◆ **TASK TO CARRY OUT**:
Every entry must be given again exactly as it is written.

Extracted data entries
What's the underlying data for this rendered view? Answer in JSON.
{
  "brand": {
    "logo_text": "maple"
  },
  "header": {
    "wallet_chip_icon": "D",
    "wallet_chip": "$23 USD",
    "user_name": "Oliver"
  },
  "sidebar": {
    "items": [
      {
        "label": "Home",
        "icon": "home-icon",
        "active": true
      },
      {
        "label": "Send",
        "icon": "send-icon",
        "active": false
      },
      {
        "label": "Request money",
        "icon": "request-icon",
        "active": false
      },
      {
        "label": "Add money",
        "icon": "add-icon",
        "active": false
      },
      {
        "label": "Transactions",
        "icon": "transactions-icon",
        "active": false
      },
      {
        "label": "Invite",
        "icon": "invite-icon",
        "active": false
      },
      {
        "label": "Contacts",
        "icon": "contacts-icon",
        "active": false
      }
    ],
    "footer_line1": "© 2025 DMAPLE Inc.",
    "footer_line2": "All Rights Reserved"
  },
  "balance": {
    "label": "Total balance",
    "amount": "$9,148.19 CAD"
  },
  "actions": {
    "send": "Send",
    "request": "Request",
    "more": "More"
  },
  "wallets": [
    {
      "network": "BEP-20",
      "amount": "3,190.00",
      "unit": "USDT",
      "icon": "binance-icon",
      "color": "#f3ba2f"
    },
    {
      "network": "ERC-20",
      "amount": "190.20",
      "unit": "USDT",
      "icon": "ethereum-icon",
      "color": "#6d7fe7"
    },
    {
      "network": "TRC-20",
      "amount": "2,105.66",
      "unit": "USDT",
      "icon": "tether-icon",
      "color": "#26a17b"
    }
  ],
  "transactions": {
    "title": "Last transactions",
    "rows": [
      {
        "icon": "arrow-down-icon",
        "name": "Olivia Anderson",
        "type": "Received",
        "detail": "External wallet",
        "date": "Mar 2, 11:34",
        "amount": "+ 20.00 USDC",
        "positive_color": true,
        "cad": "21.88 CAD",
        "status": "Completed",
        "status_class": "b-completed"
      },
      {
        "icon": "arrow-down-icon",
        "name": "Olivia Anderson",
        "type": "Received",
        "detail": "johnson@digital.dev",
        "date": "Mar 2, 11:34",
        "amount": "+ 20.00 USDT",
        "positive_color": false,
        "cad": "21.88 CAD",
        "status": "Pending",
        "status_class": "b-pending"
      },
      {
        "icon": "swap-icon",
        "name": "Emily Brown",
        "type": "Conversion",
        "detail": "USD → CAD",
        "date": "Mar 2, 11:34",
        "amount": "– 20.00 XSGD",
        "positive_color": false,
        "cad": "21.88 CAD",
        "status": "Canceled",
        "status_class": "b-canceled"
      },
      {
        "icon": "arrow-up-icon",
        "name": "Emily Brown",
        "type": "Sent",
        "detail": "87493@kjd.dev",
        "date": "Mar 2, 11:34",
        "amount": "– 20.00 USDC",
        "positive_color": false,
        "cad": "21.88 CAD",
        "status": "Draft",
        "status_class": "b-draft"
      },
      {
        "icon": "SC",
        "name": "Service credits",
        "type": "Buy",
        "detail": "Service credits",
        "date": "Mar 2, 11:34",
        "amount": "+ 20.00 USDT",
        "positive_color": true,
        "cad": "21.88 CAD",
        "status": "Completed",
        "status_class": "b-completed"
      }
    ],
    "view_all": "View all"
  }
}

◆ **RESPONSE TO THIS TASK**:
What's the underlying data for this rendered view? Answer in JSON.
{
  "brand": {
    "logo_text": "maple"
  },
  "header": {
    "wallet_chip_icon": "D",
    "wallet_chip": "$23 USD",
    "user_name": "Oliver"
  },
  "sidebar": {
    "items": [
      {
        "label": "Home",
        "icon": "home-icon",
        "active": true
      },
      {
        "label": "Send",
        "icon": "send-icon",
        "active": false
      },
      {
        "label": "Request money",
        "icon": "request-icon",
        "active": false
      },
      {
        "label": "Add money",
        "icon": "add-icon",
        "active": false
      },
      {
        "label": "Transactions",
        "icon": "transactions-icon",
        "active": false
      },
      {
        "label": "Invite",
        "icon": "invite-icon",
        "active": false
      },
      {
        "label": "Contacts",
        "icon": "contacts-icon",
        "active": false
      }
    ],
    "footer_line1": "© 2025 DMAPLE Inc.",
    "footer_line2": "All Rights Reserved"
  },
  "balance": {
    "label": "Total balance",
    "amount": "$9,148.19 CAD"
  },
  "actions": {
    "send": "Send",
    "request": "Request",
    "more": "More"
  },
  "wallets": [
    {
      "network": "BEP-20",
      "amount": "3,190.00",
      "unit": "USDT",
      "icon": "binance-icon",
      "color": "#f3ba2f"
    },
    {
      "network": "ERC-20",
      "amount": "190.20",
      "unit": "USDT",
      "icon": "ethereum-icon",
      "color": "#6d7fe7"
    },
    {
      "network": "TRC-20",
      "amount": "2,105.66",
      "unit": "USDT",
      "icon": "tether-icon",
      "color": "#26a17b"
    }
  ],
  "transactions": {
    "title": "Last transactions",
    "rows": [
      {
        "icon": "arrow-down-icon",
        "name": "Olivia Anderson",
        "type": "Received",
        "detail": "External wallet",
        "date": "Mar 2, 11:34",
        "amount": "+ 20.00 USDC",
        "positive_color": true,
        "cad": "21.88 CAD",
        "status": "Completed",
        "status_class": "b-completed"
      },
      {
        "icon": "arrow-down-icon",
        "name": "Olivia Anderson",
        "type": "Received",
        "detail": "johnson@digital.dev",
        "date": "Mar 2, 11:34",
        "amount": "+ 20.00 USDT",
        "positive_color": false,
        "cad": "21.88 CAD",
        "status": "Pending",
        "status_class": "b-pending"
      },
      {
        "icon": "swap-icon",
        "name": "Emily Brown",
        "type": "Conversion",
        "detail": "USD → CAD",
        "date": "Mar 2, 11:34",
        "amount": "– 20.00 XSGD",
        "positive_color": false,
        "cad": "21.88 CAD",
        "status": "Canceled",
        "status_class": "b-canceled"
      },
      {
        "icon": "arrow-up-icon",
        "name": "Emily Brown",
        "type": "Sent",
        "detail": "87493@kjd.dev",
        "date": "Mar 2, 11:34",
        "amount": "– 20.00 USDC",
        "positive_color": false,
        "cad": "21.88 CAD",
        "status": "Draft",
        "status_class": "b-draft"
      },
      {
        "icon": "SC",
        "name": "Service credits",
        "type": "Buy",
        "detail": "Service credits",
        "date": "Mar 2, 11:34",
        "amount": "+ 20.00 USDT",
        "positive_color": true,
        "cad": "21.88 CAD",
        "status": "Completed",
        "status_class": "b-completed"
      }
    ],
    "view_all": "View all"
  }
}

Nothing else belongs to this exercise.